### INFORMATION SHOWN
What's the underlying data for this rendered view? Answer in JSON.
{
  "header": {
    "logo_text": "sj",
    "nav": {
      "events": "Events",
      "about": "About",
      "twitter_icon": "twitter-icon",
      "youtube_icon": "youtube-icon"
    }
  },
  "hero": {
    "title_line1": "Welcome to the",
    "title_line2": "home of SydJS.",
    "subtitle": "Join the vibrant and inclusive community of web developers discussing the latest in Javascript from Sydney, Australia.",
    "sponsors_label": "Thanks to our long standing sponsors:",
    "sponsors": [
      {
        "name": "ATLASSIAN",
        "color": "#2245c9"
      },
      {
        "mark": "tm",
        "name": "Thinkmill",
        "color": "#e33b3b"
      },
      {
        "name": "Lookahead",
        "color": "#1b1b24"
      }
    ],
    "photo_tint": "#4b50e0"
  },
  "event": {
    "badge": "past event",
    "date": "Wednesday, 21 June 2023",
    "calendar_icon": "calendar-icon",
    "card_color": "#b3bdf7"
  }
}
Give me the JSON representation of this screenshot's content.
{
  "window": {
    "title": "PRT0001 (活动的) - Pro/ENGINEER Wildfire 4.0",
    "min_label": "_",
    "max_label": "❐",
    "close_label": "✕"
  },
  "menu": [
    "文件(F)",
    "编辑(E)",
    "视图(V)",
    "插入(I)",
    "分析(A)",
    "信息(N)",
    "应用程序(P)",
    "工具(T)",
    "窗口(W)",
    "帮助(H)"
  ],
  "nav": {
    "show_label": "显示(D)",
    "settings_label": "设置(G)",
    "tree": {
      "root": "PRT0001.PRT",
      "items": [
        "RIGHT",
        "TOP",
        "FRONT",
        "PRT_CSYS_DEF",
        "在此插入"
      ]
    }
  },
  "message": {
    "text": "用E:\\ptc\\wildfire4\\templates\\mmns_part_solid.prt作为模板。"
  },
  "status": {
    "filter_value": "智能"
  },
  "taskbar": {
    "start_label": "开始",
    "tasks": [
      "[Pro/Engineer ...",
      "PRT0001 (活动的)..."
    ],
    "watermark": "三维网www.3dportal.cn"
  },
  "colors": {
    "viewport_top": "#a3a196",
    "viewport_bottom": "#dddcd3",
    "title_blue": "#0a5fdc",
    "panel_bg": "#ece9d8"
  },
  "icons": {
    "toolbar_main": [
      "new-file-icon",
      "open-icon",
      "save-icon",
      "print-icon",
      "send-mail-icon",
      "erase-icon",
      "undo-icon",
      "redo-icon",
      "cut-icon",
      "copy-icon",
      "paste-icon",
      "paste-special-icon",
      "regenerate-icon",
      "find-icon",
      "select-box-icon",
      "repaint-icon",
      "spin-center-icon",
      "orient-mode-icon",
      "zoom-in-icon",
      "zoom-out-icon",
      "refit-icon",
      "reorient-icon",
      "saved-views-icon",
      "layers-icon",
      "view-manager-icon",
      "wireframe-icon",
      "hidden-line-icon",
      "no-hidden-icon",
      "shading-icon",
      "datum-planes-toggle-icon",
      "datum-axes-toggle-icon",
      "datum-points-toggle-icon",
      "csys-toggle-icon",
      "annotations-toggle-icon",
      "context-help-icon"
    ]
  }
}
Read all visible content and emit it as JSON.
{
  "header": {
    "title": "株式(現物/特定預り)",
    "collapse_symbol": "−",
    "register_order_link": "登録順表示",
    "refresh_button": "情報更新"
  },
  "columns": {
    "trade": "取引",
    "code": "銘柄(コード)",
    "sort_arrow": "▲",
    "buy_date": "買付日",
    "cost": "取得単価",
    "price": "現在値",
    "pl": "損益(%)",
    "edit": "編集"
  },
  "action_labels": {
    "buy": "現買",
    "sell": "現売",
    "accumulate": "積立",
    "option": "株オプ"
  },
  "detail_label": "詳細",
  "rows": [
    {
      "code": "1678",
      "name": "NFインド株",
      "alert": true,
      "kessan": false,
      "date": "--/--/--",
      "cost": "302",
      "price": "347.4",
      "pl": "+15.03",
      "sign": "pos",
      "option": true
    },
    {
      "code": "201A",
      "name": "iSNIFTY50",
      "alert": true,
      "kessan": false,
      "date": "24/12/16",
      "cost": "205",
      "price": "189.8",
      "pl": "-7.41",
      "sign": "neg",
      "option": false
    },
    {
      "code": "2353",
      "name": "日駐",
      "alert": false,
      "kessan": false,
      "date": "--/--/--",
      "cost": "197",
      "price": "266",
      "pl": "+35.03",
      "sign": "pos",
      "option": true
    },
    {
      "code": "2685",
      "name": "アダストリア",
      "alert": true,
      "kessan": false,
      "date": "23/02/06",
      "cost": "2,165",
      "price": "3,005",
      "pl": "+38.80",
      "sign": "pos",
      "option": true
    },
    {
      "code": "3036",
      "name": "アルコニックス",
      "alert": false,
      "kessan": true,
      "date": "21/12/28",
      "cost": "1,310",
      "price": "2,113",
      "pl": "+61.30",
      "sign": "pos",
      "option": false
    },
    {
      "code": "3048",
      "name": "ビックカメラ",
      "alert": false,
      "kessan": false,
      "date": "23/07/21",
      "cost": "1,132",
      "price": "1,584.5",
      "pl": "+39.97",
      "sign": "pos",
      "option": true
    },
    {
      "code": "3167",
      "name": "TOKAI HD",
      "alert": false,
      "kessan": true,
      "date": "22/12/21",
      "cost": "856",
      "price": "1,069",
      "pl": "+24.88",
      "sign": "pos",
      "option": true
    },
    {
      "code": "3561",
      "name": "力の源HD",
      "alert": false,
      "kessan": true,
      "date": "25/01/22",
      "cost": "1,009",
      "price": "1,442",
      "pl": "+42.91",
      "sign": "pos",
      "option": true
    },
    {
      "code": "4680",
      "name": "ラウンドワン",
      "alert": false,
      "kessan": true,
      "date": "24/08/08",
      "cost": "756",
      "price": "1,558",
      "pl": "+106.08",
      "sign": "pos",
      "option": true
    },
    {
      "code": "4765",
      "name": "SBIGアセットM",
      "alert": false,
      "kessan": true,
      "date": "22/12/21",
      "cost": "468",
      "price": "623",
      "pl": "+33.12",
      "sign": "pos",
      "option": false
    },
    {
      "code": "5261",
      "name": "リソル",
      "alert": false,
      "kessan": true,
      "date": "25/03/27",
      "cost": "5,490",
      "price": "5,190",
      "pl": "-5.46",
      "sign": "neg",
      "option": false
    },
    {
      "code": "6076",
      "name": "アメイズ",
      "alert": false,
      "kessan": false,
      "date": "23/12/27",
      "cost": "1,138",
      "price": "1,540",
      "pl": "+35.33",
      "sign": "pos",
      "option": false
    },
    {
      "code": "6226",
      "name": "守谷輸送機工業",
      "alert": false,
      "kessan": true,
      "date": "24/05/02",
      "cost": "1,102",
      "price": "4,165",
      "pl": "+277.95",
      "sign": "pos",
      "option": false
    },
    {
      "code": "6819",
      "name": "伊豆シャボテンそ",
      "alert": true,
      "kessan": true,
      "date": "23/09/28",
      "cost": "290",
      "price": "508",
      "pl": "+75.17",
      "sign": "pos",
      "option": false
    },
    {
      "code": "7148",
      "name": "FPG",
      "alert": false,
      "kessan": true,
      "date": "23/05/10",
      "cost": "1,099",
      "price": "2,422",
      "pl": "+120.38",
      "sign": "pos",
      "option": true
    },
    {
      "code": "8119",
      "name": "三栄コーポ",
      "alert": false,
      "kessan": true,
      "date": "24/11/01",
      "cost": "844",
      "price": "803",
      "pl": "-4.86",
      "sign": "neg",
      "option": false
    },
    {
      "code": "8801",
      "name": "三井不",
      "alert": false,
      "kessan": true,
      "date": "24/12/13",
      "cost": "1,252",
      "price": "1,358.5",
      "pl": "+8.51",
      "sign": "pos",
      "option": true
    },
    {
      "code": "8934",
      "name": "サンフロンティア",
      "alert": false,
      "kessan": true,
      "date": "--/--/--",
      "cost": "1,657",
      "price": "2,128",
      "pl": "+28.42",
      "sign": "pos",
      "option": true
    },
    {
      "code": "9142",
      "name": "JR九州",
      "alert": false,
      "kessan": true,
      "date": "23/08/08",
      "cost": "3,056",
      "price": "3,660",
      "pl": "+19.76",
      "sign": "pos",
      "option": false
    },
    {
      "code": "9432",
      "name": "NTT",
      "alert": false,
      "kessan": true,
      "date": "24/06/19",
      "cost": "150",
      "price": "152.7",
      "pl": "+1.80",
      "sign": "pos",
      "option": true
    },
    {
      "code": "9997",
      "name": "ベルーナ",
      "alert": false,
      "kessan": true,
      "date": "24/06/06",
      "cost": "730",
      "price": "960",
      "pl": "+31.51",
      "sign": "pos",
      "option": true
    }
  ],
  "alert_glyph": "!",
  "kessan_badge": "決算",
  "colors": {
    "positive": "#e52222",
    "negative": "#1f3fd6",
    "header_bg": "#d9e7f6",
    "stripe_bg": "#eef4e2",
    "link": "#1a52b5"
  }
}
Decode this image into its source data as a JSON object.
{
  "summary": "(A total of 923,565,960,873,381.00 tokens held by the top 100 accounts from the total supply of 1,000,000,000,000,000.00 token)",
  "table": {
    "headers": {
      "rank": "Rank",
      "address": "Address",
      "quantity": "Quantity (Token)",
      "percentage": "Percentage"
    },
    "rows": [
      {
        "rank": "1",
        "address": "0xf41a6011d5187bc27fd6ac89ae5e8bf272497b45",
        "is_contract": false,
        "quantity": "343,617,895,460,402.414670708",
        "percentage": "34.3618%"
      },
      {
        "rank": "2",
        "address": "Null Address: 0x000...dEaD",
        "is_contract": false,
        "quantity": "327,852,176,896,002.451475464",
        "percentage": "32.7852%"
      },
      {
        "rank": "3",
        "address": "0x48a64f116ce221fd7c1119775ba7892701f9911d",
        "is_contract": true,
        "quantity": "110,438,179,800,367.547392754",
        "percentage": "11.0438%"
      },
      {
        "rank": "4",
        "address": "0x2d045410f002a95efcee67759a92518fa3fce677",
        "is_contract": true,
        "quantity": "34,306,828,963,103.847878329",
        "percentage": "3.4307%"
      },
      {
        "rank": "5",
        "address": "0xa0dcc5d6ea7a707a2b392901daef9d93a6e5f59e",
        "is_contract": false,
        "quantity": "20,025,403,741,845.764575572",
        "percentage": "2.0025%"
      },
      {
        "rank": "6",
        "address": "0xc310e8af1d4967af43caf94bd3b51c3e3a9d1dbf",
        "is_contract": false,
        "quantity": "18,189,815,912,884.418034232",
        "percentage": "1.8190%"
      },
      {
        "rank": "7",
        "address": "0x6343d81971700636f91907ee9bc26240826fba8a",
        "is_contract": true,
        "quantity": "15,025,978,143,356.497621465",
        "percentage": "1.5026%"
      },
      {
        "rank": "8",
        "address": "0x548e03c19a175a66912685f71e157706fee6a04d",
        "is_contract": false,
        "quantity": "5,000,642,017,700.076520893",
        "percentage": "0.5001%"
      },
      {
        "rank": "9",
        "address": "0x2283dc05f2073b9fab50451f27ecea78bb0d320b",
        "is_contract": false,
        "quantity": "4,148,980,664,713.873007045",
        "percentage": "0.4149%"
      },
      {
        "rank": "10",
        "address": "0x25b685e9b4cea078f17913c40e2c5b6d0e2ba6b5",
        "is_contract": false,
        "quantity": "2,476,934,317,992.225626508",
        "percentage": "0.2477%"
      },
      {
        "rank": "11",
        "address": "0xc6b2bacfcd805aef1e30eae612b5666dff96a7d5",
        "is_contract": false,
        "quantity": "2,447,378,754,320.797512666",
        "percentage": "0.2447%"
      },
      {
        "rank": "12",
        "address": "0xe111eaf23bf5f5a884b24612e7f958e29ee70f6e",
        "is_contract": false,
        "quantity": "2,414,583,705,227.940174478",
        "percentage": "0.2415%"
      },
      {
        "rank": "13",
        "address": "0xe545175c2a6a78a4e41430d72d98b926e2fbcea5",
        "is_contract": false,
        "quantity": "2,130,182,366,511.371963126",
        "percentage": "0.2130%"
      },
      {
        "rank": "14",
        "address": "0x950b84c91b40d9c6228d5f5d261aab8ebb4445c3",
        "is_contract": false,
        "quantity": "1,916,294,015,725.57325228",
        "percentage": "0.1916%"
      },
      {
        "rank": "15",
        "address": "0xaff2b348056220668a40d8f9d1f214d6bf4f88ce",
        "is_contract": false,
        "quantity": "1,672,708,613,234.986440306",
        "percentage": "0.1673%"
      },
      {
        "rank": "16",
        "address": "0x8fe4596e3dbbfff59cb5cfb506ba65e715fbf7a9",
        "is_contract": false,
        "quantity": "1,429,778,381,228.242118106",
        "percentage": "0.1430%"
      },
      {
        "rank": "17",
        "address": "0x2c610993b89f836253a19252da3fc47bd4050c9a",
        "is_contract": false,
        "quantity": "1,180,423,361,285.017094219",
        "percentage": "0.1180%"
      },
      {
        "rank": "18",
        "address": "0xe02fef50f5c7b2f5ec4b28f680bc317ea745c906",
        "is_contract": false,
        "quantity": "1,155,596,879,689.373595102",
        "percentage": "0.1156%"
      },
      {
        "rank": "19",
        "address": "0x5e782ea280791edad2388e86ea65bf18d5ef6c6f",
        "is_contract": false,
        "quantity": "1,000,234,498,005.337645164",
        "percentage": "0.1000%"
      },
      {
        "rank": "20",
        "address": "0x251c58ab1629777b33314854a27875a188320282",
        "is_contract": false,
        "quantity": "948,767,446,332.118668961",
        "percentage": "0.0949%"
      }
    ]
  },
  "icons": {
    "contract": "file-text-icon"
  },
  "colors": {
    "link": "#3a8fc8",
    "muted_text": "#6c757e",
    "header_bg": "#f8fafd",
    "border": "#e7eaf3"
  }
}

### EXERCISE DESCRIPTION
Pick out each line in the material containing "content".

### SOLUTION FOR THIS PROBLEM
Give me the JSON representation of this screenshot's content.
Read all visible content and emit it as JSON.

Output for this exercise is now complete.